    “DAF is honoured to participate in the TRL-led field test involving a three-truck platoon for the UK Government”, says Ron Borsboom, member of DAF Trucks’ Board of Management and responsible for product development. “The trials will enrich our understanding and knowledge of the benefits that platooning can deliver, whilst at the same time we can support the Department for Transport by building evidence of how platooning can improve transport efficiency. But let me be clear: It goes without saying that there is still a lot of technical development ahead of us before we might be able to introduce platooning to the market. This trial, however, is an important and necessary step we need to take” he said.

    In addition, there is still a great deal that has to be evaluated in terms of legislation, liability and public acceptance. Borsboom added, “The UK government is to be commended for undertaking such a significant and valuable initiative.”

    Driver is still required

    Truck platooning does not replace the driver, states Borsboom firmly: “Every truck needs a man or woman in the cab” he said. “On secondary roads or in urban areas, the driver needs to be in control of the truck. Truck platooning is predominantly an efficiency solution for long haul operations on main roads and motorways, but even then drivers will be specially trained to take control if necessary and deploy other work related activities. Truck platooning is not the beginning of the end of the truck driving profession. It relieves the workload of the person behind the wheel. Traffic is getting busier and busier, and more demanding for the driver. Intelligent systems, such as truck platooning, are going to help the driver to cope with those demands.”

    Spearheading the technology since 2015

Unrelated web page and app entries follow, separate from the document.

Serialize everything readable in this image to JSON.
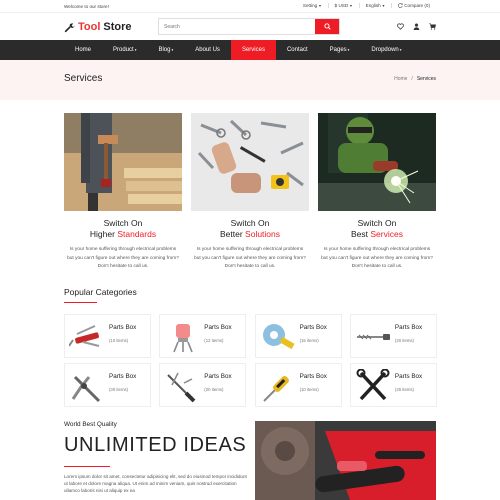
{
  "topbar": {
    "welcome": "Welcome to our store!",
    "setting": "Setting",
    "currency": "$ USD",
    "language": "English",
    "compare": "Compare (0)"
  },
  "header": {
    "logo_part1": "Tool",
    "logo_part2": "Store",
    "search_placeholder": "Search"
  },
  "nav": [
    {
      "label": "Home"
    },
    {
      "label": "Product"
    },
    {
      "label": "Blog"
    },
    {
      "label": "About Us"
    },
    {
      "label": "Services"
    },
    {
      "label": "Contact"
    },
    {
      "label": "Pages"
    },
    {
      "label": "Dropdown"
    }
  ],
  "banner": {
    "title": "Services",
    "crumb_home": "Home",
    "crumb_sep": "/",
    "crumb_current": "Services"
  },
  "services": [
    {
      "line1": "Switch On",
      "line2_prefix": "Higher",
      "line2_highlight": "Standards",
      "desc": "Is your home suffering through electrical problems but you can't figure out where they are coming from? Don't hesitate to call us."
    },
    {
      "line1": "Switch On",
      "line2_prefix": "Better",
      "line2_highlight": "Solutions",
      "desc": "Is your home suffering through electrical problems but you can't figure out where they are coming from? Don't hesitate to call us."
    },
    {
      "line1": "Switch On",
      "line2_prefix": "Best",
      "line2_highlight": "Services",
      "desc": "Is your home suffering through electrical problems but you can't figure out where they are coming from? Don't hesitate to call us."
    }
  ],
  "categories": {
    "title": "Popular Categories",
    "items": [
      {
        "name": "Parts Box",
        "count": "(10 items)",
        "icon": "multitool-icon"
      },
      {
        "name": "Parts Box",
        "count": "(12 items)",
        "icon": "paint-roller-icon"
      },
      {
        "name": "Parts Box",
        "count": "(15 items)",
        "icon": "tape-measure-icon"
      },
      {
        "name": "Parts Box",
        "count": "(20 items)",
        "icon": "drill-bit-icon"
      },
      {
        "name": "Parts Box",
        "count": "(30 items)",
        "icon": "pliers-icon"
      },
      {
        "name": "Parts Box",
        "count": "(20 items)",
        "icon": "screwdriver-set-icon"
      },
      {
        "name": "Parts Box",
        "count": "(10 items)",
        "icon": "screwdriver-icon"
      },
      {
        "name": "Parts Box",
        "count": "(25 items)",
        "icon": "crossed-tools-icon"
      }
    ]
  },
  "promo": {
    "kicker": "World Best Quality",
    "headline": "UNLIMITED IDEAS",
    "text": "Lorem ipsum dolor sit amet, consectetur adipisicing elit, sed do eiusmod tempor incididunt ut labore et dolore magna aliqua. Ut enim ad minim veniam, quis nostrud exercitation ullamco laboris nisi ut aliquip ex ea"
  },
  "colors": {
    "accent": "#ee1c25",
    "nav_bg": "#2b2b2b",
    "banner_bg": "#fdf3f3"
  }
}
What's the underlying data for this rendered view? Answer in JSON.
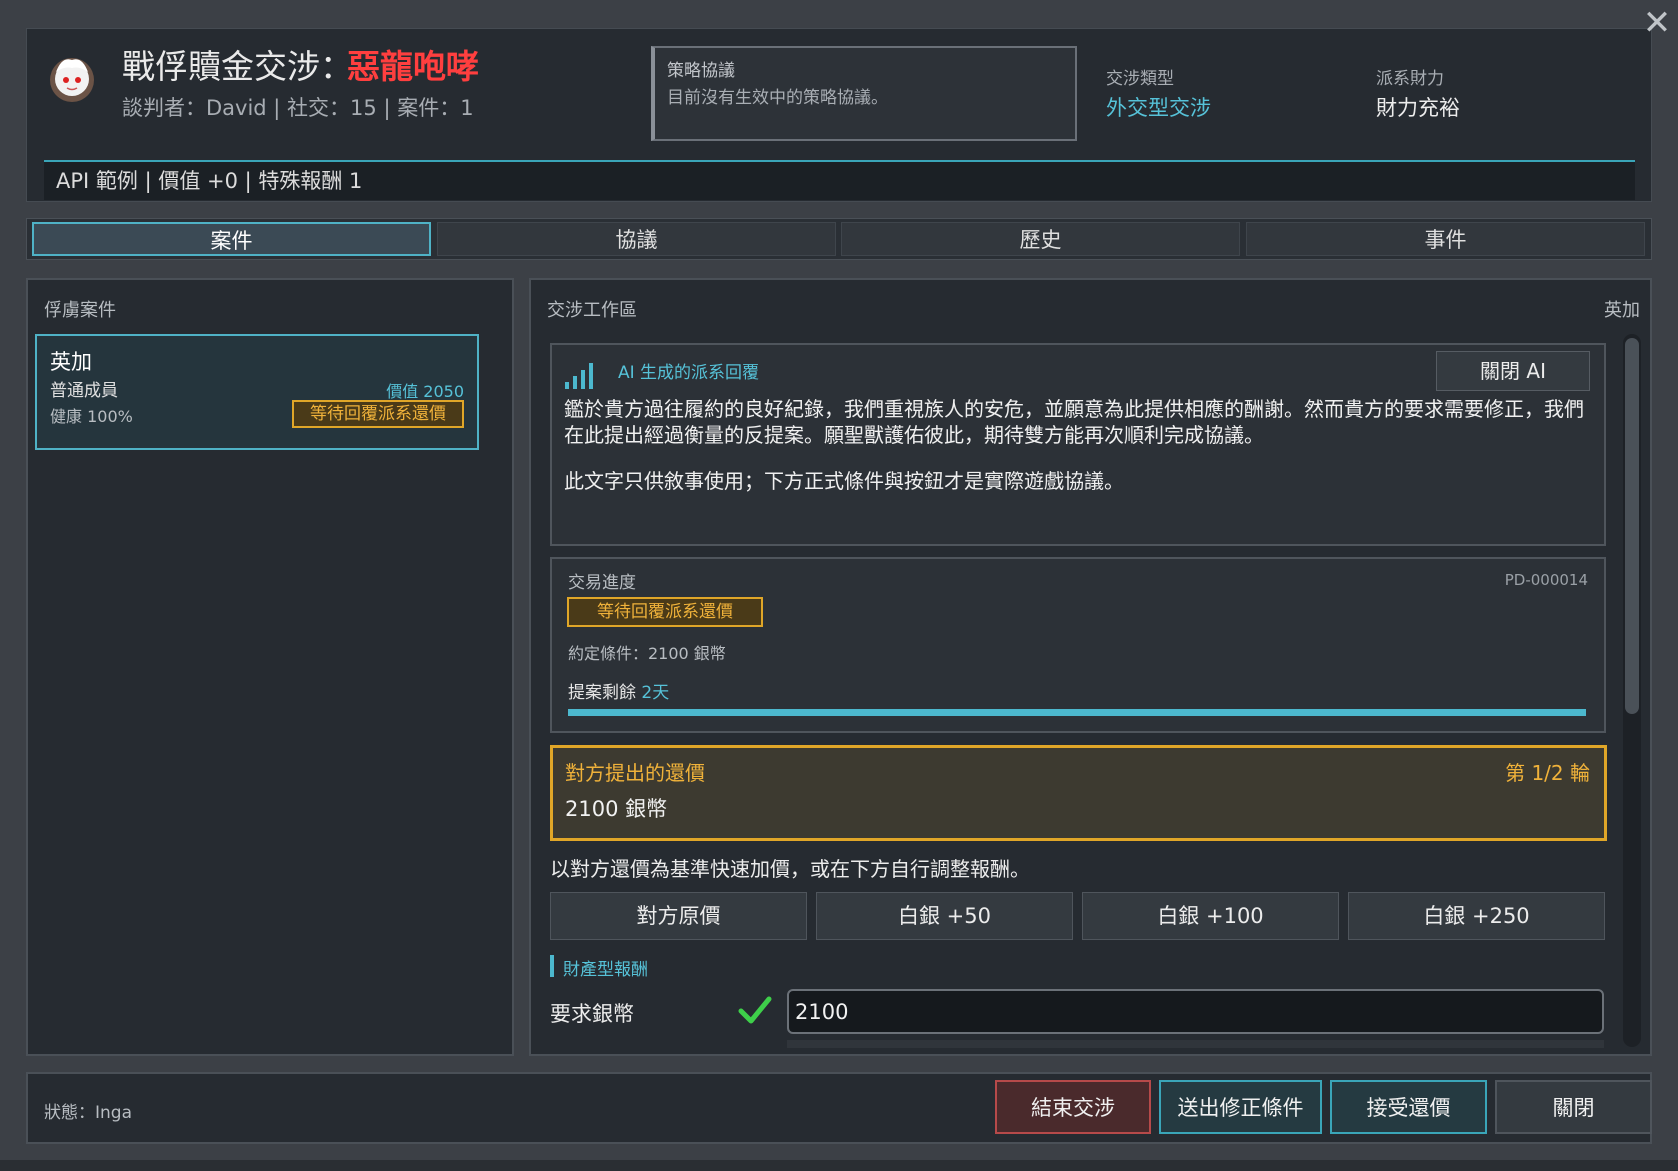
{
  "header": {
    "title_static": "戰俘贖金交涉：",
    "title_accent": "惡龍咆哮",
    "subtitle": "談判者：David | 社交：15 | 案件：1",
    "strategy": {
      "title": "策略協議",
      "text": "目前沒有生效中的策略協議。"
    },
    "negotiation_type": {
      "label": "交涉類型",
      "value": "外交型交涉"
    },
    "faction_finance": {
      "label": "派系財力",
      "value": "財力充裕"
    },
    "info_bar": "API 範例 | 價值 +0 | 特殊報酬 1"
  },
  "tabs": [
    {
      "label": "案件",
      "active": true
    },
    {
      "label": "協議",
      "active": false
    },
    {
      "label": "歷史",
      "active": false
    },
    {
      "label": "事件",
      "active": false
    }
  ],
  "left_panel": {
    "title": "俘虜案件",
    "prisoner": {
      "name": "英加",
      "rank": "普通成員",
      "value_label": "價值 2050",
      "health": "健康 100%",
      "status": "等待回覆派系還價"
    }
  },
  "workspace": {
    "title": "交涉工作區",
    "target": "英加",
    "ai": {
      "label": "AI 生成的派系回覆",
      "close_button": "關閉 AI",
      "text1": "鑑於貴方過往履約的良好紀錄，我們重視族人的安危，並願意為此提供相應的酬謝。然而貴方的要求需要修正，我們在此提出經過衡量的反提案。願聖獸護佑彼此，期待雙方能再次順利完成協議。",
      "text2": "此文字只供敘事使用；下方正式條件與按鈕才是實際遊戲協議。"
    },
    "trade": {
      "title": "交易進度",
      "id": "PD-000014",
      "status": "等待回覆派系還價",
      "terms": "約定條件：2100 銀幣",
      "remaining_prefix": "提案剩餘 ",
      "remaining_days": "2天",
      "progress": 1.0
    },
    "counter": {
      "title": "對方提出的還價",
      "round": "第 1/2 輪",
      "amount": "2100 銀幣"
    },
    "quick_hint": "以對方還價為基準快速加價，或在下方自行調整報酬。",
    "quick_buttons": [
      "對方原價",
      "白銀 +50",
      "白銀 +100",
      "白銀 +250"
    ],
    "section_title": "財產型報酬",
    "silver": {
      "label": "要求銀幣",
      "value": "2100"
    }
  },
  "footer": {
    "status": "狀態：Inga",
    "end_button": "結束交涉",
    "send_button": "送出修正條件",
    "accept_button": "接受還價",
    "close_button": "關閉"
  },
  "colors": {
    "accent": "#4fb2c6",
    "warning": "#e0a628",
    "danger": "#ff3f3f"
  },
  "icons": {
    "avatar": "avatar-icon",
    "close": "close-icon",
    "signal": "signal-icon",
    "check": "check-icon"
  }
}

    DAF Trucks has been at the forefront of Truck Platooning technology since early 2015, when the company launched the truck platooning EcoTwin project together with NXP Semiconductors, TNO (the Netherlands Organisation for Applied Scientific Research) and safety institute, Ricardo. Since then, DAF test drivers have driven tens of thousands of miles on both public roads on the European mainland, and on the DAF’s state-of-the-art test track, to continuously improve its truck platooning technologies. In 2016, DAF participated successfully in the European Truck Platooning Challenge, initiated by the Dutch Ministry for Infrastructure and the Environment.

    Leyland Trucks operates from one of Europe’s most advanced truck assembly facilities, the Leyland Assembly Plant. The company, employing 800 people, manufactures the full range of DAF products, of which approximately 50% is exported to all European Union markets and the wider world. Leyland Trucks is one of PACCAR’s global group of businesses and is one of Britain’s leading manufacturing companies. It is PACCAR’s established centre for light and medium duty truck design, development and manufacture.

    European Regional Development Fund Northern Powerhouse
    Partners Department for Business Innovation and Skills Finance Birmingham